28:28Talks about this swim being life changing since she had to deal with failure, when everyone was expecting her to finish the first time and she didn't make it; (28:59) "Failure is not something, you don't have to be afraid of failure"; she realized she was still going to be loved
28:37"From that I learned, for the rest of my life, if I failed at something, if I really believed I did my best and I failed, then that was ok. There wasn't anything negative about that. If I failed because I didn't put out the energy and doing what I should have been doing, then I had to really talk to myself about it. It's a life lesson because throughout my life I've had ups and downs, sometimes the ides are with me and sometimes it's against me, sometimes you have to stop something. But the key is you don't give up. Change your goal, change your interest but do something, don't stop."
30:14Talks about the Lou Marsh award, that it was the most wonderful that had happened to her at that point - "I've arrived"
3 of 3: 2:19(part of this section is missing) she talks about the radio broadcast of the swim and how a young man had listened to it and when he was lost at sea he thought if she could do it, so could he
3:42Induction to the CSHoF: inducted in 1958; came to Toronto in 1963 and attended a luncheon with other women and had her Dad there so it was very important to her
7:01Talks about the swim being you against the lake. She considers herself to be unsophisticated at this point and Gus was everything to her. Talks about his life coaching, the changes in technology from then to today and how primitive it was then. She is the most proud of being the first person and first woman to swim the lake and have a sense of satisfaction in beating those who said it could not be done.
11:31For a young person in her sport of swimming it is important to be water safe and to be able to help themselves if they get into a trouble spot.
12:30"When kids are involved in sport and they want to be involved, and they are not being pushed by this vicarious need that some parents might have - 'I didn't get to do this, but you are going to get to do this' - that is so wrong, so negative and you run the risk of damaging the young person's self esteem. When kids are allowed to participate, they have good coaching, they learn the rules of sportsmanship, they learn that there are going to be times that you are going to be last in your event. There may be times when you come in the middle and sometimes you even come out first. But the really important thing is the participation and that I want to do this for me - I'm not to be first but I'm getting better, I'm trying."

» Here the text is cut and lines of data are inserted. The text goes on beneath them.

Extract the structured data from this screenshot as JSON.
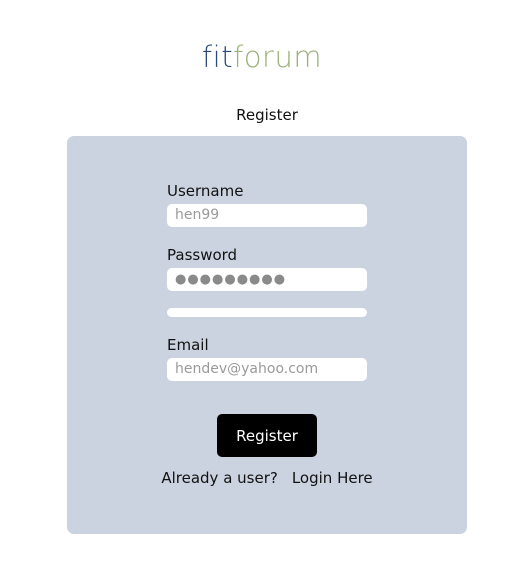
{
  "brand": {
    "part1": "fit",
    "part2": "forum"
  },
  "page_heading": "Register",
  "form": {
    "username_label": "Username",
    "username_value": "hen99",
    "password_label": "Password",
    "password_value": "●●●●●●●●●",
    "email_label": "Email",
    "email_value": "hendev@yahoo.com",
    "submit_label": "Register"
  },
  "footer": {
    "prompt": "Already a user?",
    "login_link": "Login Here"
  },
  "colors": {
    "brand_dark": "#2e4a78",
    "brand_light": "#9bb07a",
    "card_bg": "#ccd3e0",
    "button_bg": "#000000"
  }
}
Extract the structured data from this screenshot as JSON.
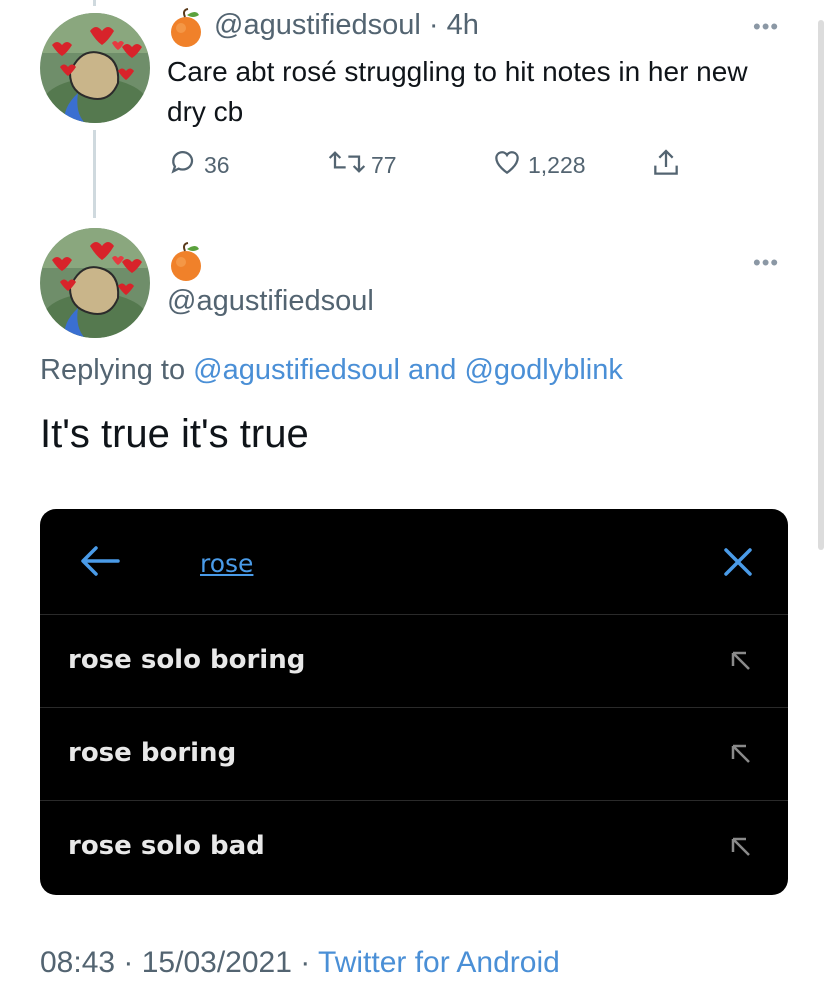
{
  "tweet1": {
    "handle": "@agustifiedsoul",
    "time": "4h",
    "text": "Care abt rosé struggling to hit notes in her new dry cb",
    "replies": "36",
    "retweets": "77",
    "likes": "1,228",
    "emoji": "🍑"
  },
  "tweet2": {
    "handle": "@agustifiedsoul",
    "replying_prefix": "Replying to ",
    "reply_to_1": "@agustifiedsoul",
    "reply_and": " and ",
    "reply_to_2": "@godlyblink",
    "text": "It's true it's true",
    "footer_time": "08:43",
    "footer_date": "15/03/2021",
    "footer_source": "Twitter for Android"
  },
  "search_card": {
    "query": "rose",
    "suggestions": [
      "rose solo boring",
      "rose boring",
      "rose solo bad"
    ]
  },
  "colors": {
    "link": "#4a8fd6",
    "muted": "#536471",
    "card_bg": "#000000"
  }
}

13:36Another thing that is important is that you allow kids to chose what they want to participate in.
15:25"I had then and I continue to have a deep will of fire, passion, determination. I need to be who I am and I need to be allowed to be able to be who I am. And I may not and I may not get it right all the time but I know that I'm better off trying and messing up than not trying at all."

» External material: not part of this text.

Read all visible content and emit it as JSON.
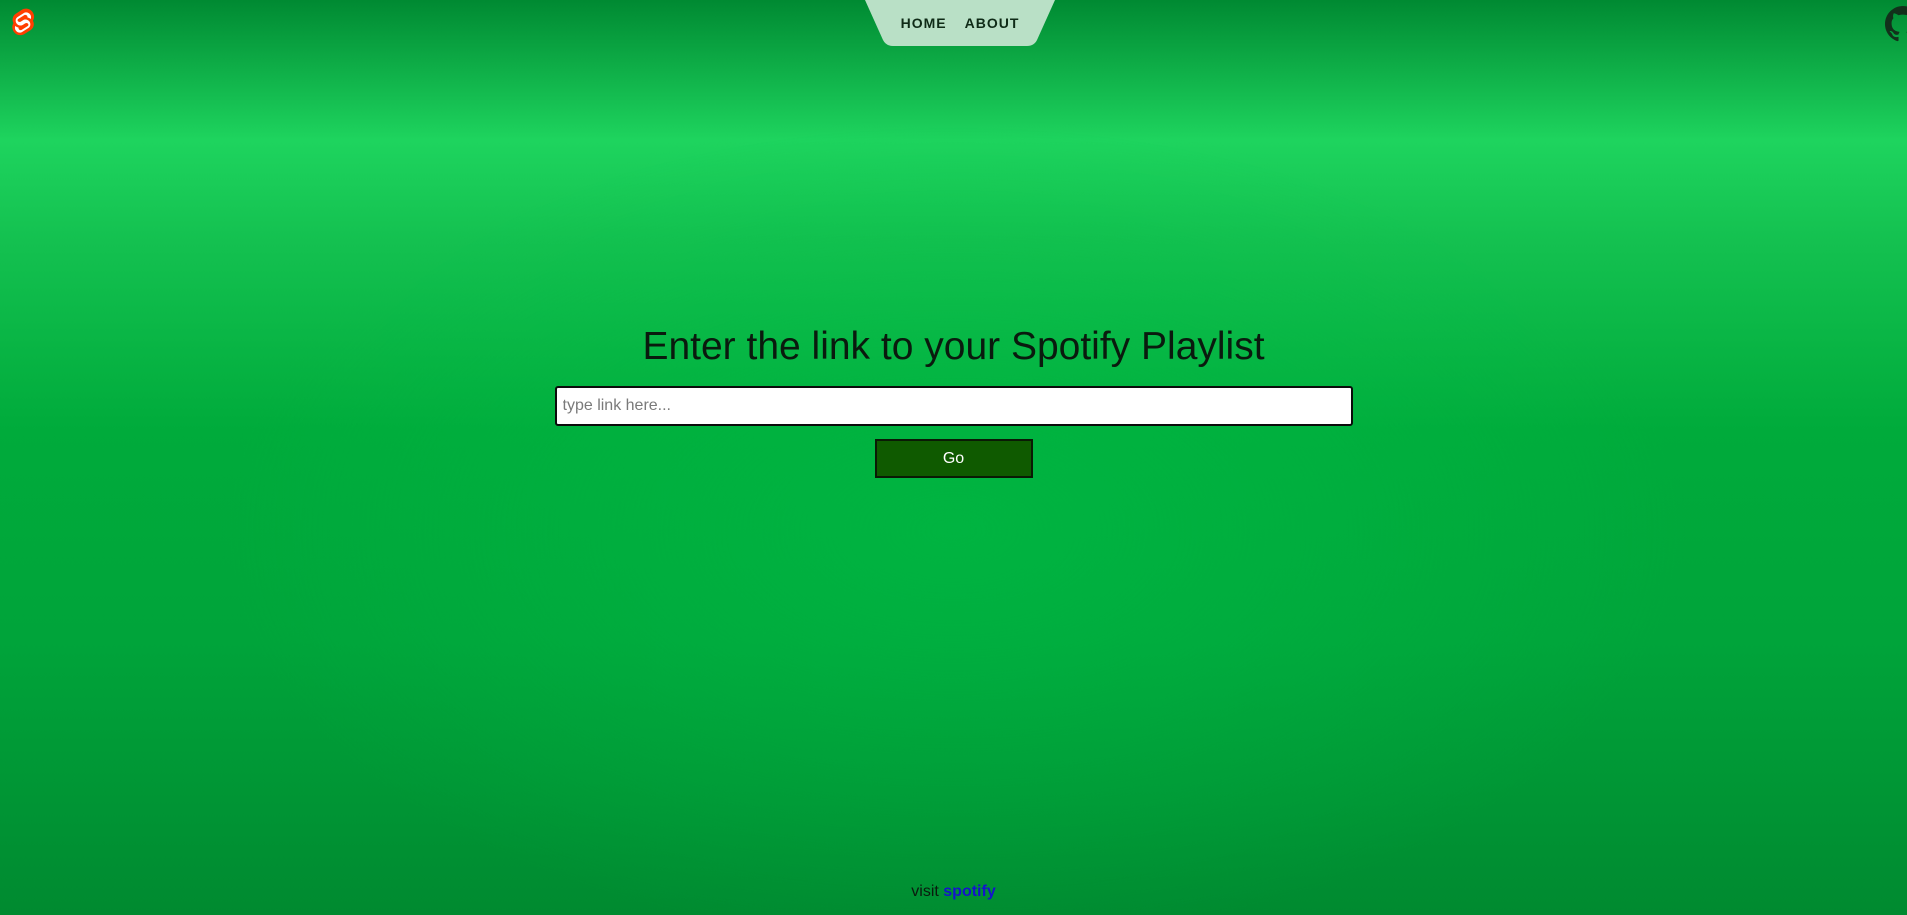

17:35She talks about trying to be a model for kids her age and younger kids and still trying to do that
18:41"I would really like to be remembered as someone who just swam along, my own pace, my own values - It's who I am."
20:05Talks about Gus Ryder and the deep relationship and trust she had in him. For parents - "Allow your child to grow, to try and to chose the right find of people to guide your child". Talks about her parents choosing wisely and that they picked a good man, a good solid man - we were a team

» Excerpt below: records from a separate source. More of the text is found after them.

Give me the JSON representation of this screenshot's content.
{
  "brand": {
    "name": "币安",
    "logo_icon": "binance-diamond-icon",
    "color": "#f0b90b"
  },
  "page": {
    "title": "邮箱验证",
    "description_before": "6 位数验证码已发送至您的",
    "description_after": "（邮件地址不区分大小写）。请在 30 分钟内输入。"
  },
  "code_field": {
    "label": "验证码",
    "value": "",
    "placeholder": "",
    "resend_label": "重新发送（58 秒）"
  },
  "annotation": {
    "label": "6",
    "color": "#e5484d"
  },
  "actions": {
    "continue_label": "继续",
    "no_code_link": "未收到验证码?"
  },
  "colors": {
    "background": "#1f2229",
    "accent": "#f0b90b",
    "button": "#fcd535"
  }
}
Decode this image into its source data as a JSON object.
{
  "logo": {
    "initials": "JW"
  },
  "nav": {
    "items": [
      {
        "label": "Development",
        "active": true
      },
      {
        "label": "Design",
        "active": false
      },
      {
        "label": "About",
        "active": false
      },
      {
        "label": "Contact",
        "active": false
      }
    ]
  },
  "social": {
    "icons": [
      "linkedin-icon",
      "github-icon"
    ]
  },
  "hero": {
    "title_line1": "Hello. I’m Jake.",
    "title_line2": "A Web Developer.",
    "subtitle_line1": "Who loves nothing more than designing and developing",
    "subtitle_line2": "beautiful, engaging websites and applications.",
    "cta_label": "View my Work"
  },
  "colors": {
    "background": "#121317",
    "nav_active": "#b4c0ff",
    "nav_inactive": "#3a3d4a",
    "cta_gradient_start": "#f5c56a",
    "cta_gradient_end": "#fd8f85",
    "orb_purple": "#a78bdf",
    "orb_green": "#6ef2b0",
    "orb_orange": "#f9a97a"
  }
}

21:09Shows feeding sticks and explains how they were used.
23:24Shows her swimsuit and talks about it.
24:23Shows her goggles and talks about them.

Year Range from 1949
Year Range to 1959
Subjects marathon swimming
Lake Ontario
English Channel
Juan de Fuca Strait
Canadian National Exhibition
women in sport

Search Terms determination
patience
trust
integrity
mentoring
perseverance
true to yourself
work ethic
will
presenting a good image of Canadian womanhood
courage
believe in yourself